The most important piece of gear on any hiking or backpacking trip is the pair of boots on your feet. You can have the latest Granite Gear pack, Northface jacket and Eureka tent but if your boots don't hold up, neither will you. It's like your car on a road trip. Pack all the sandwiches you like to minimize food stops, but if your engine can't take it, your trip is over before it begins. Boots are that important. They're the foundation of every walking trip. So let's take a look at the boots that took me from Sulphur, LA to Boston, MA and back again.
Surprising as it might seem, the boots I chose were the cheapest items of my major gear. They were less than the backpack, tarp shelter, knife and sleeping bag. So why go cheap when footwear is so important? Because I'd owned a pair of these before.
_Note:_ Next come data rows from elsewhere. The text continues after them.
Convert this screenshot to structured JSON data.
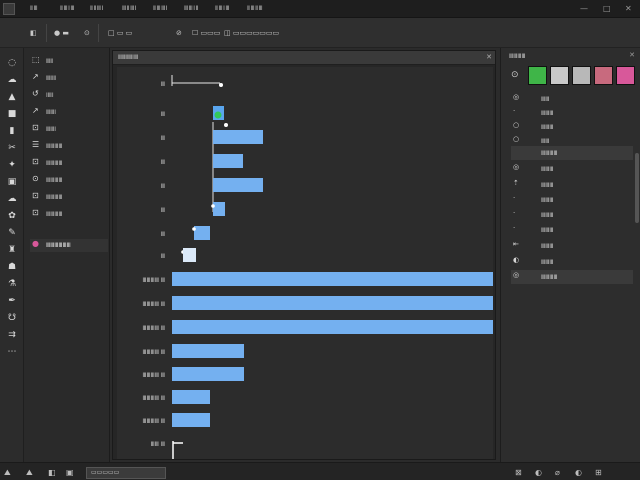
{
  "menubar": {
    "items": [
      "ⅡⅢ",
      "ⅡⅢⅠⅢ",
      "ⅡⅡⅢⅠ",
      "ⅢⅡⅢⅠ",
      "ⅡⅢⅢⅠ",
      "ⅢⅢⅠⅡ",
      "ⅡⅢⅠⅢ",
      "ⅡⅢⅡⅢ"
    ],
    "window_controls": [
      "—",
      "□",
      "✕"
    ]
  },
  "options_bar": {
    "items": [
      "◧",
      "● ▬",
      "⊙",
      "□ ▭ ▭",
      "⊘",
      "☐ ▭▭▭",
      "◫ ▭▭▭▭▭▭▭"
    ]
  },
  "left_panel": {
    "rows": [
      {
        "icon": "⬚",
        "label": "ⅢⅡ"
      },
      {
        "icon": "↗",
        "label": "ⅢⅡⅡ"
      },
      {
        "icon": "↺",
        "label": "ⅠⅢⅠ"
      },
      {
        "icon": "↗",
        "label": "ⅢⅢⅠ"
      },
      {
        "icon": "⊡",
        "label": "ⅢⅢⅠ"
      },
      {
        "icon": "☰",
        "label": "ⅢⅢⅢⅢ"
      },
      {
        "icon": "⊡",
        "label": "ⅢⅢⅢⅢ"
      },
      {
        "icon": "⊙",
        "label": "ⅢⅢⅢⅢ"
      },
      {
        "icon": "⊡",
        "label": "ⅢⅢⅢⅢ"
      },
      {
        "icon": "⊡",
        "label": "ⅢⅢⅢⅢ"
      },
      {
        "icon": "●",
        "label": "ⅢⅢⅢⅢⅢⅢ"
      }
    ]
  },
  "document": {
    "title": "ⅡⅢⅡⅢⅠⅢ",
    "close": "✕"
  },
  "right_panel": {
    "title": "ⅢⅢⅢⅢ",
    "close": "✕",
    "swatch_colors": [
      "#3fb548",
      "#c8c8c8",
      "#b8b8b8",
      "#c86a7e",
      "#d8589a"
    ],
    "rows": [
      {
        "icon": "◎",
        "label": "ⅢⅢ"
      },
      {
        "icon": "·",
        "label": "ⅢⅢⅢ"
      },
      {
        "icon": "○",
        "label": "ⅢⅢⅢ"
      },
      {
        "icon": "○",
        "label": "ⅢⅢ"
      },
      {
        "icon": "",
        "label": "ⅢⅢⅢⅢ"
      },
      {
        "icon": "◎",
        "label": "ⅢⅢⅢ"
      },
      {
        "icon": "⇡",
        "label": "ⅢⅢⅢ"
      },
      {
        "icon": "·",
        "label": "ⅢⅢⅢ"
      },
      {
        "icon": "·",
        "label": "ⅢⅢⅢ"
      },
      {
        "icon": "·",
        "label": "ⅢⅢⅢ"
      },
      {
        "icon": "⇤",
        "label": "ⅢⅢⅢ"
      },
      {
        "icon": "◐",
        "label": "ⅢⅢⅢ"
      },
      {
        "icon": "◎",
        "label": "ⅢⅢⅢⅢ"
      }
    ]
  },
  "status_bar": {
    "items": [
      "⛰",
      "⛰",
      "◧",
      "▭▭▭▭▭",
      "⊠",
      "◐",
      "⌀",
      "◐",
      "⊞"
    ]
  },
  "chart_data": {
    "type": "bar",
    "categories": [
      "Ⅲ",
      "Ⅲ",
      "Ⅲ",
      "Ⅲ",
      "Ⅲ",
      "Ⅲ",
      "Ⅲ",
      "Ⅲ",
      "ⅢⅢⅢⅢ Ⅲ",
      "ⅢⅢⅢⅢ Ⅲ",
      "ⅢⅢⅢⅢ Ⅲ",
      "ⅢⅢⅢⅢ Ⅲ",
      "ⅢⅢⅢⅢ Ⅲ",
      "ⅢⅢⅢⅢ Ⅲ",
      "ⅢⅢⅢⅢ Ⅲ",
      "ⅢⅢ Ⅲ"
    ],
    "starts": [
      0,
      41,
      41,
      41,
      41,
      41,
      22,
      11,
      0,
      0,
      0,
      0,
      0,
      0,
      0,
      0
    ],
    "values": [
      0,
      11,
      50,
      30,
      50,
      12,
      16,
      12,
      322,
      322,
      322,
      72,
      72,
      38,
      38,
      8
    ],
    "bar_color": "#74b0f0",
    "highlight_color": "#33c95a"
  }
}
The Canyon, by Magellan (Academy Brand) is an all leather hi-top boot with a black sole. They're nothing fancy to look at, just a classic-style leather hiking boot. A bit on the heavy side, but waterproof and tough. I purchased them for $50 at Academy in Lake Charles in late July and got them broken in. Being leather, they're a little stiff at first, but after wearing them for a week to work, they'd loosened up. By mid-August, they were ready for long trips.
Throughout the trip I spent countless hours pounding the pavement with a heavy pack on my shoulders, pressing my feet into my cheap boots. Walking on pavement is not my favorite thing to do, but when hitching, it's a must. A few times I walked about 20 miles on the shoulder of interstate, sidewalks and curbs. The unyielding concrete did little as the thick soles protected my feet from the torture. The only time I felt any soreness was at the end of Day 2 when I walked from Sulphur to Lake Charles, hitched to Welsh, and then walked to Jennings. My pack was heaviest then and my feet not yet toughened from the trip.
The boots held up over pavement, rocks, rough terrain and even railroad tracks. They took lacerations from jagged rocks and rusted metal. They were rained on, stomped through mud and water, slid down mountains and climbed back up again. They kept my ankles safe from sprains and awkward twisting while navigating rocky river beds and gripped true while scrambling along in the Appalachian Mountains. They kept the water out when I couldn't stay out of it and my feet stayed dry. They took all the abuse I could throw at them and never let me down.
But most of all they walked, and walked. And walked some more. I'm wearing those same Walkabout boots to work today, just like I have been every day since I finished the trip. Come to think of it, Magellan Canyons are the only shoes I've worn in the past four years...